That lightweight design is achieved by transforming this kayak into a sit-on-top kayak rather than a traditional cockpit kayak. This makes the kayak stable in calm water, such as on a lake or slow-flowing river, but certainly not suitable for any kind of rough conditions. On the plus side, this sit-on-top configuration makes it easy to stand up and walk the kayak over shallow water, and to get on and off if you decide to hop off for a swim. Furthermore, there is little room for gear storage on the kayak’s hull.
One of the serious problems with this kayak is the backrest of the seat. It has little rigidity and flops backwards when you try to lean against it, leaving you to support your body upright when paddling using mostly your abdominal muscles. This can quickly get tiring and, for many people, makes this kayak unusable for anything more than a short paddle.
7. Driftsun Voyager 2 Person Inflatable Kayak – Best for Getting on the Water Quickly
If you want to go from purchase to getting on the water in the shortest amount of time, the Voyager 2-person kayak is an excellent choice. While not cheap, this kayak comes with everything you need to hit the water – a pair of paddles, a pump, a removable skeg, a repair kit, and even a carry bag. Plus, the kayak inflates in under 5 minutes of pumping and at only 27 pounds it is easy to carry this kayak from the car to the water’s edge.
Once in the water, this kayak continues to perform well. The wide design and high sidewalls make this kayak extremely stable in moderate winds and help to keep water from splashing into the cockpit. With the skeg attached, the kayak tracks through the water well.
The seats, which are detachable, are made of EVA foam rather than designed to be inflatable as for many other inflatable kayaks. This foam design is still lightweight, but provides significantly more back support and comfort during long paddles. Unfortunately, the kayak does not come with foot supports to push against when paddling, but these can be added after market.
8. Outdoor Tuff Stinger 3 Inflatable Kayak – Best for Solo Paddling
The Tuff Stinger 3 is a performance kayak that can handle a little bit of everything, perfect for the solo paddler in search of adventure. The rigid design is comparable to a hard shell kayak and is perfect for taking out in rough conditions, such as on whitewater or in rough coastal surf. The 3-layer PVC air chambers are puncture resistant and redundant, so that even if you do end up with a tear it won’t leave you stranded in the middle of your paddle. Plus, the skeg (the kayak comes with two) makes tracking easier and can be removed in shallow or particularly rough water.

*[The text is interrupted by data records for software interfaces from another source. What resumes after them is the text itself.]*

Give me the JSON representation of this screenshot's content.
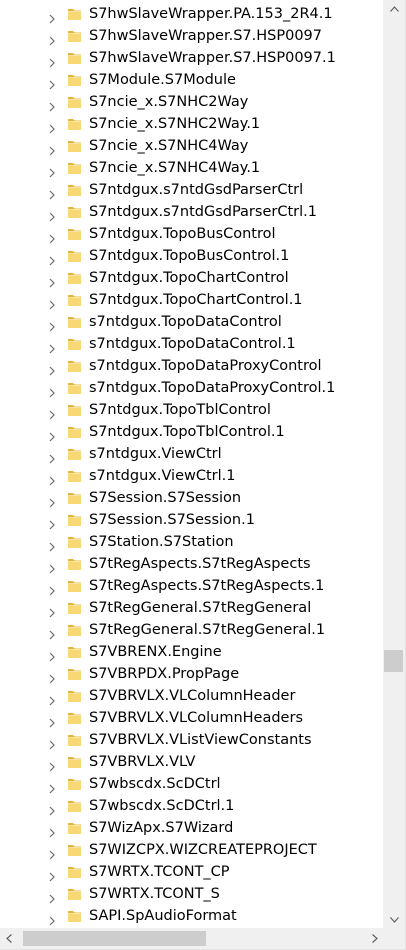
{
  "tree": {
    "items": [
      {
        "label": "S7hwSlaveWrapper.PA.153_2R4.1"
      },
      {
        "label": "S7hwSlaveWrapper.S7.HSP0097"
      },
      {
        "label": "S7hwSlaveWrapper.S7.HSP0097.1"
      },
      {
        "label": "S7Module.S7Module"
      },
      {
        "label": "S7ncie_x.S7NHC2Way"
      },
      {
        "label": "S7ncie_x.S7NHC2Way.1"
      },
      {
        "label": "S7ncie_x.S7NHC4Way"
      },
      {
        "label": "S7ncie_x.S7NHC4Way.1"
      },
      {
        "label": "S7ntdgux.s7ntdGsdParserCtrl"
      },
      {
        "label": "S7ntdgux.s7ntdGsdParserCtrl.1"
      },
      {
        "label": "S7ntdgux.TopoBusControl"
      },
      {
        "label": "S7ntdgux.TopoBusControl.1"
      },
      {
        "label": "S7ntdgux.TopoChartControl"
      },
      {
        "label": "S7ntdgux.TopoChartControl.1"
      },
      {
        "label": "s7ntdgux.TopoDataControl"
      },
      {
        "label": "s7ntdgux.TopoDataControl.1"
      },
      {
        "label": "s7ntdgux.TopoDataProxyControl"
      },
      {
        "label": "s7ntdgux.TopoDataProxyControl.1"
      },
      {
        "label": "S7ntdgux.TopoTblControl"
      },
      {
        "label": "S7ntdgux.TopoTblControl.1"
      },
      {
        "label": "s7ntdgux.ViewCtrl"
      },
      {
        "label": "s7ntdgux.ViewCtrl.1"
      },
      {
        "label": "S7Session.S7Session"
      },
      {
        "label": "S7Session.S7Session.1"
      },
      {
        "label": "S7Station.S7Station"
      },
      {
        "label": "S7tRegAspects.S7tRegAspects"
      },
      {
        "label": "S7tRegAspects.S7tRegAspects.1"
      },
      {
        "label": "S7tRegGeneral.S7tRegGeneral"
      },
      {
        "label": "S7tRegGeneral.S7tRegGeneral.1"
      },
      {
        "label": "S7VBRENX.Engine"
      },
      {
        "label": "S7VBRPDX.PropPage"
      },
      {
        "label": "S7VBRVLX.VLColumnHeader"
      },
      {
        "label": "S7VBRVLX.VLColumnHeaders"
      },
      {
        "label": "S7VBRVLX.VListViewConstants"
      },
      {
        "label": "S7VBRVLX.VLV"
      },
      {
        "label": "S7wbscdx.ScDCtrl"
      },
      {
        "label": "S7wbscdx.ScDCtrl.1"
      },
      {
        "label": "S7WizApx.S7Wizard"
      },
      {
        "label": "S7WIZCPX.WIZCREATEPROJECT"
      },
      {
        "label": "S7WRTX.TCONT_CP"
      },
      {
        "label": "S7WRTX.TCONT_S"
      },
      {
        "label": "SAPI.SpAudioFormat"
      }
    ]
  },
  "icons": {
    "expander": "chevron-right-icon",
    "folder": "folder-icon"
  },
  "colors": {
    "folder_fill": "#f8d775",
    "folder_dark": "#e2b33d",
    "chevron": "#6d6d6d",
    "scrollbar_track": "#f0f0f0",
    "scrollbar_thumb": "#cdcdcd",
    "scroll_arrow": "#606060"
  },
  "scroll": {
    "vertical_position": 0.72,
    "horizontal_position": 0.0
  }
}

Another great aspect of this kayak, given that it is designed to be used solo, is its light weight. At only 25 pounds, a single paddler should have little trouble getting this kayak from the car to the water. The only downside is that the instruction manual is extremely unclear on how to inflate the kayak properly – but this is easily overcome after learning how to do it over the course of a few outings.
The seat is inflatable, which unfortunately does not provide the same support as a molded plastic seat. This can be a problem for all-day use, although for trips lasting a half day or less the seat is comfortable enough. This kayak also comes with a paddle, a welcome addition especially considering the modest price tag.

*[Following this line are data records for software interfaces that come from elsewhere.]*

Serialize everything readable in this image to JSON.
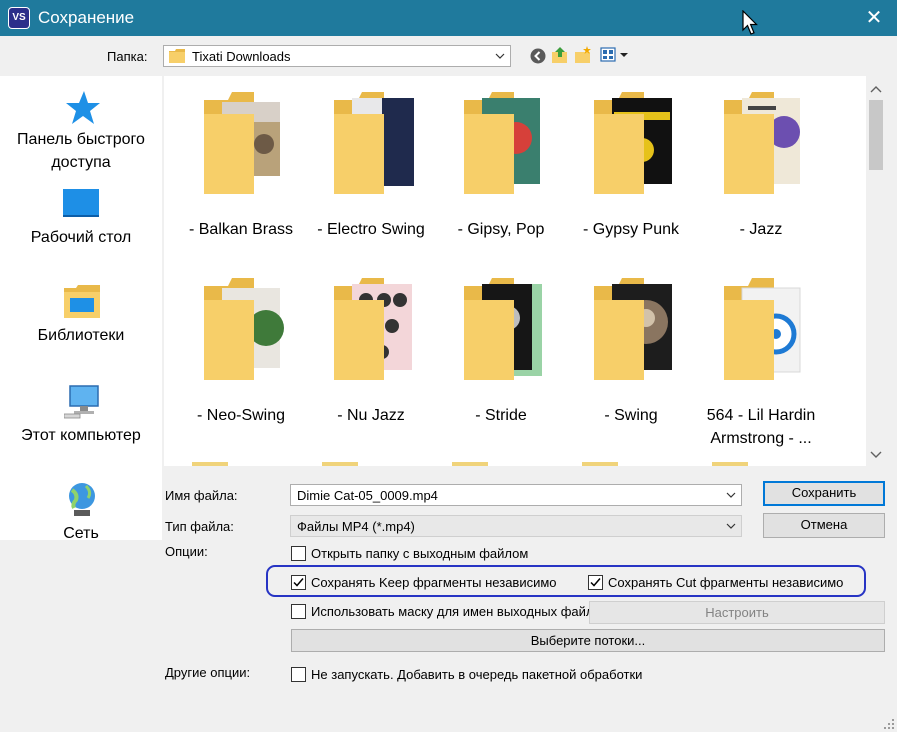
{
  "window": {
    "app_icon": "VS",
    "title": "Сохранение",
    "close_glyph": "✕"
  },
  "folder": {
    "label": "Папка:",
    "value": "Tixati Downloads"
  },
  "places": [
    {
      "label": "Панель быстрого доступа",
      "icon": "star-icon"
    },
    {
      "label": "Рабочий стол",
      "icon": "desktop-icon"
    },
    {
      "label": "Библиотеки",
      "icon": "libraries-icon"
    },
    {
      "label": "Этот компьютер",
      "icon": "computer-icon"
    },
    {
      "label": "Сеть",
      "icon": "network-icon"
    }
  ],
  "files": [
    {
      "name": "- Balkan Brass"
    },
    {
      "name": "- Electro Swing"
    },
    {
      "name": "- Gipsy, Pop"
    },
    {
      "name": "- Gypsy Punk"
    },
    {
      "name": "- Jazz"
    },
    {
      "name": "- Neo-Swing"
    },
    {
      "name": "- Nu Jazz"
    },
    {
      "name": "- Stride"
    },
    {
      "name": "- Swing"
    },
    {
      "name": "564 - Lil Hardin Armstrong - ..."
    }
  ],
  "filename": {
    "label": "Имя файла:",
    "value": "Dimie Cat-05_0009.mp4"
  },
  "filetype": {
    "label": "Тип файла:",
    "value": "Файлы MP4 (*.mp4)"
  },
  "buttons": {
    "save": "Сохранить",
    "cancel": "Отмена",
    "configure": "Настроить",
    "streams": "Выберите потоки..."
  },
  "options": {
    "label": "Опции:",
    "open_folder": {
      "label": "Открыть папку с выходным файлом",
      "checked": false
    },
    "keep_fragments": {
      "label": "Сохранять Keep фрагменты независимо",
      "checked": true
    },
    "cut_fragments": {
      "label": "Сохранять Cut фрагменты независимо",
      "checked": true
    },
    "use_mask": {
      "label": "Использовать маску для имен выходных файлов",
      "checked": false
    }
  },
  "other_options": {
    "label": "Другие опции:",
    "no_start": {
      "label": "Не запускать. Добавить в очередь пакетной обработки",
      "checked": false
    }
  },
  "colors": {
    "titlebar": "#1f7a9d",
    "highlight": "#2734c4",
    "folder": "#f7cf69"
  }
}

Frequently Asked Questions about Inflatable Kayak
Inflatable kayaks are a light, durable, and fun alternative to traditional hard shell kayaks for anyone who is paddling in calm waters like a lake or slow-moving river. These kayaks come in a variety of designs for multiple uses, and will last through years of use. Now that you know how to pick the inflatable kayak that’s right for you, it’s time to get out on the water! Inflatable kayaks